May 1, 1984 Tigers 11, Red Sox 2 (19-2)
When it was all said and done, the Tigers had racked up eleven runs on sixteen hits. Rusty Kuntz, Barbero Garbey, and Chet Lemon all had three hits (Chet had two dingers), and Trammell extended his hitting streak to eighteen games with a double and single. Eight different Tigers scored runs, and probably the oddest line was that only three players had RBIs. Kuntz had three, and Lemon and Garbey both had four.
Milt Wilcox had a fine game as well, as he pitched eight, while giving up only seven hits and two runs (one earned) as he advanced to 3-0.
And with the win, the Tigers sat on a 19-2 record, giving them a .905 winning percentage. This would be the last time they’d be above the .900 mark, but it just shows how impressive this run was. At this point, they were 16-3 away from their fabulous 35-5 run. And while 16-3 is very impressive, the fact that they started 19-2 to get there makes it equally impressive.
And I’m going to do some checking, but if someone can answer this, I’d appreciate it. What is the record for the best 40 game stretch (not just to begin the season, but at anytime during the season)? Do the Tigers have it at 35-5, or has someone gone 36-4?

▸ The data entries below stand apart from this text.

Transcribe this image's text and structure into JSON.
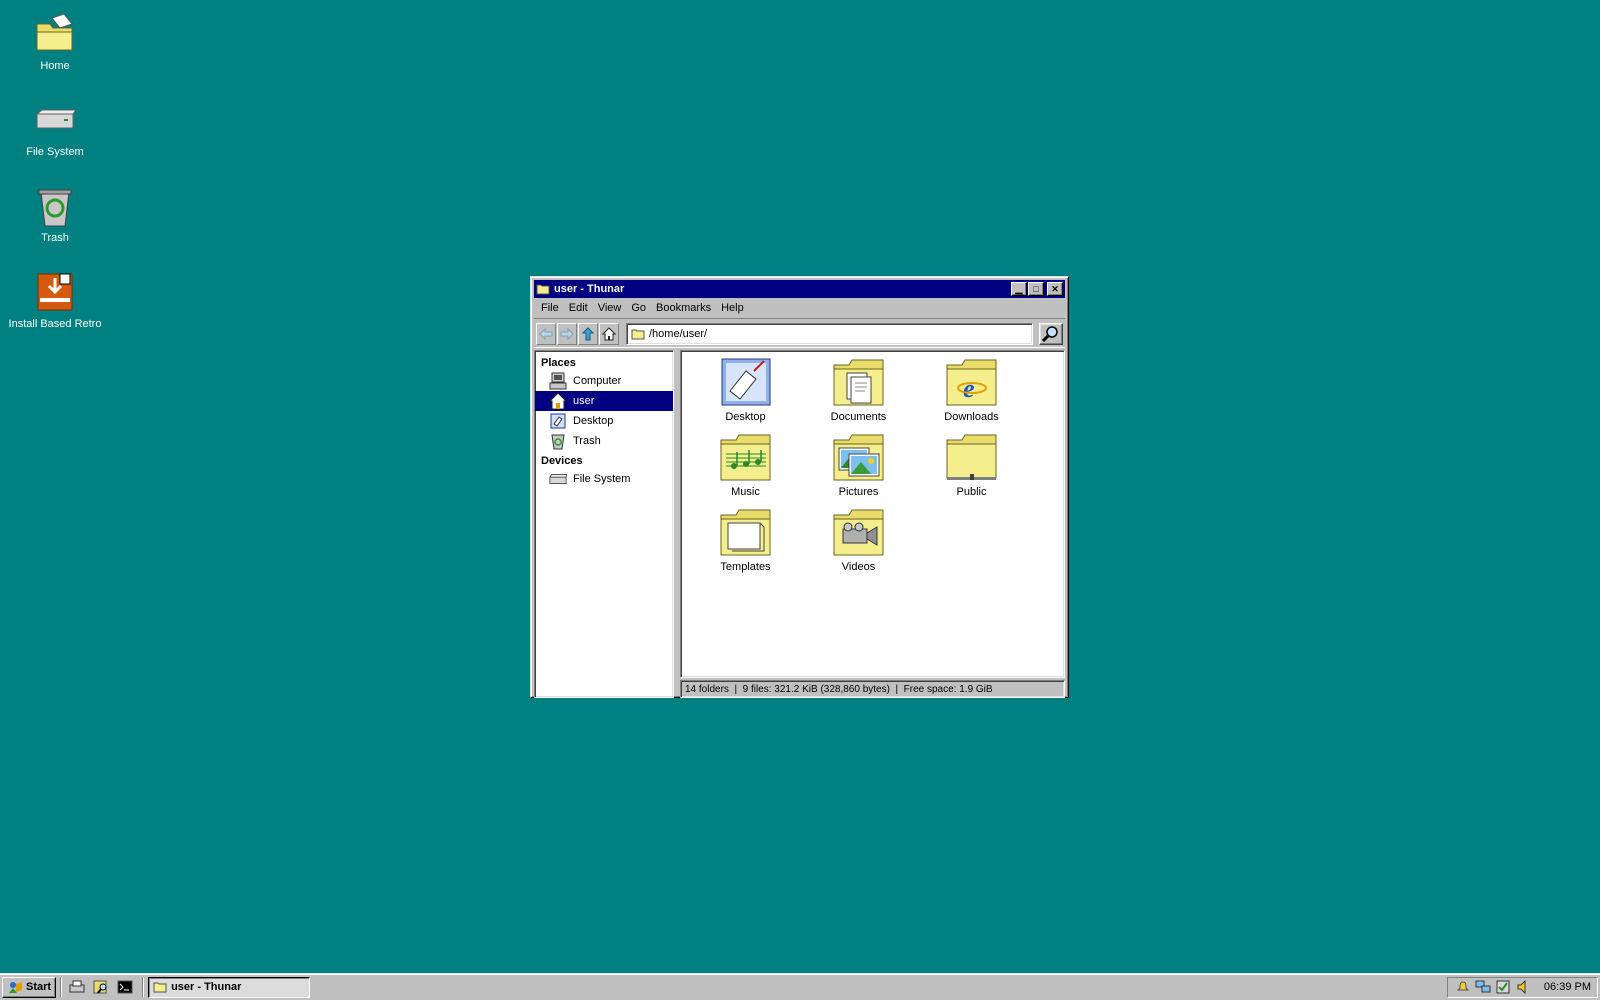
{
  "desktop": {
    "icons": [
      {
        "label": "Home",
        "icon": "home-folder-icon"
      },
      {
        "label": "File System",
        "icon": "drive-icon"
      },
      {
        "label": "Trash",
        "icon": "trash-icon"
      },
      {
        "label": "Install Based Retro",
        "icon": "installer-icon"
      }
    ]
  },
  "window": {
    "title": "user - Thunar",
    "menu": [
      "File",
      "Edit",
      "View",
      "Go",
      "Bookmarks",
      "Help"
    ],
    "location": "/home/user/",
    "sidebar": {
      "places_header": "Places",
      "places": [
        {
          "label": "Computer",
          "icon": "computer-icon",
          "selected": false
        },
        {
          "label": "user",
          "icon": "home-icon",
          "selected": true
        },
        {
          "label": "Desktop",
          "icon": "desktop-icon",
          "selected": false
        },
        {
          "label": "Trash",
          "icon": "trash-icon",
          "selected": false
        }
      ],
      "devices_header": "Devices",
      "devices": [
        {
          "label": "File System",
          "icon": "drive-icon"
        }
      ]
    },
    "files": [
      {
        "label": "Desktop",
        "icon": "desktop-icon"
      },
      {
        "label": "Documents",
        "icon": "documents-folder-icon"
      },
      {
        "label": "Downloads",
        "icon": "downloads-folder-icon"
      },
      {
        "label": "Music",
        "icon": "music-folder-icon"
      },
      {
        "label": "Pictures",
        "icon": "pictures-folder-icon"
      },
      {
        "label": "Public",
        "icon": "public-folder-icon"
      },
      {
        "label": "Templates",
        "icon": "templates-folder-icon"
      },
      {
        "label": "Videos",
        "icon": "videos-folder-icon"
      }
    ],
    "status": "14 folders  |  9 files: 321.2 KiB (328,860 bytes)  |  Free space: 1.9 GiB"
  },
  "taskbar": {
    "start_label": "Start",
    "task_label": "user - Thunar",
    "clock": "06:39 PM"
  },
  "colors": {
    "desktop": "#008080",
    "titlebar": "#000080",
    "face": "#c0c0c0",
    "folder": "#f4ee8c"
  }
}
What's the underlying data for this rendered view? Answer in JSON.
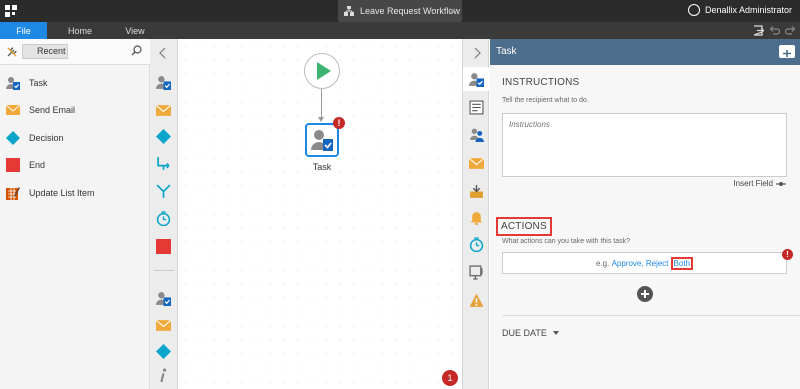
{
  "app": {
    "tab_title": "Leave Request Workflow",
    "user_name": "Denallix Administrator"
  },
  "menu": {
    "file": "File",
    "home": "Home",
    "view": "View"
  },
  "toolbox": {
    "filter_label": "Recent",
    "items": [
      {
        "label": "Task",
        "icon": "task-icon"
      },
      {
        "label": "Send Email",
        "icon": "email-icon"
      },
      {
        "label": "Decision",
        "icon": "decision-icon"
      },
      {
        "label": "End",
        "icon": "end-icon"
      },
      {
        "label": "Update List Item",
        "icon": "update-list-icon"
      }
    ]
  },
  "canvas": {
    "task_label": "Task",
    "task_error_badge": "!",
    "error_count": "1"
  },
  "properties": {
    "header_title": "Task",
    "instructions_title": "INSTRUCTIONS",
    "instructions_hint": "Tell the recipient what to do.",
    "instructions_placeholder": "Instructions",
    "insert_field": "Insert Field",
    "actions_title": "ACTIONS",
    "actions_hint": "What actions can you take with this task?",
    "actions_prefix": "e.g.",
    "actions_approve": "Approve,",
    "actions_reject": "Reject",
    "actions_both": "Both",
    "actions_error_badge": "!",
    "due_date_title": "DUE DATE"
  },
  "colors": {
    "accent": "#1e88e5",
    "error": "#c62828",
    "header": "#4c6d8b",
    "start_green": "#3cb371"
  }
}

April 24, 1984 – Game 1 – Tigers 6, Twins 5 (13-1)
Jack Morris had his worst outing of the season so far, but managed to walk away with his fourth straight victory. He went the distance, giving up five runs on seven hits and five walks. But as was typical of this magical season, it was just enough as the Tigers won in dramatic fashion.
The Tigers entered the bottom of the ninth down 5-3. Kirk Gibson led off the inning with a triple. John Grubb then reached base on a fielder’s choice (and would leave the game as Rusty Kuntz would run for him). Dave Bergman then drove in Gibson with an RBI single, cutting the lead to one rune.
Then, the wheels really came off the wagon as relief pitcher Ron Davis would put one in the dirt, allowing the tying run to score on a wild pitch, and moving Bergman over to second. Howard Johnson grounded out to third, and with one out, Chet Lemon was given the intentional pass. Lance Parrish then lined out to second base.
So with two outs, and runners on first and second, Lou Whitaker singled, and drove in Bergman to win the game. Tigers Win 6-5!!!
April 24, 1984 – Game 2 – Tigers 4, Twins 3 (13-1)
Lance Parrish hit a three run homer in the fifth inning, and Aurelio Lopez shut the Twins down in the final three innings in the back end of the double header. Starter Dan Petry was forced to leave the game with a sore shoulder in the third.
Glenn Abbott took over in the fourth and gave up two runs in the top half of the sixth, but Parrish answered in the next inning with his three run shot.
Aurelio Lopez got the three inning save, as he pitched three shutout innings, giving up only one hit and two walks, while striking out three.
[powered by WordPress.]
27 queries. 2.170 seconds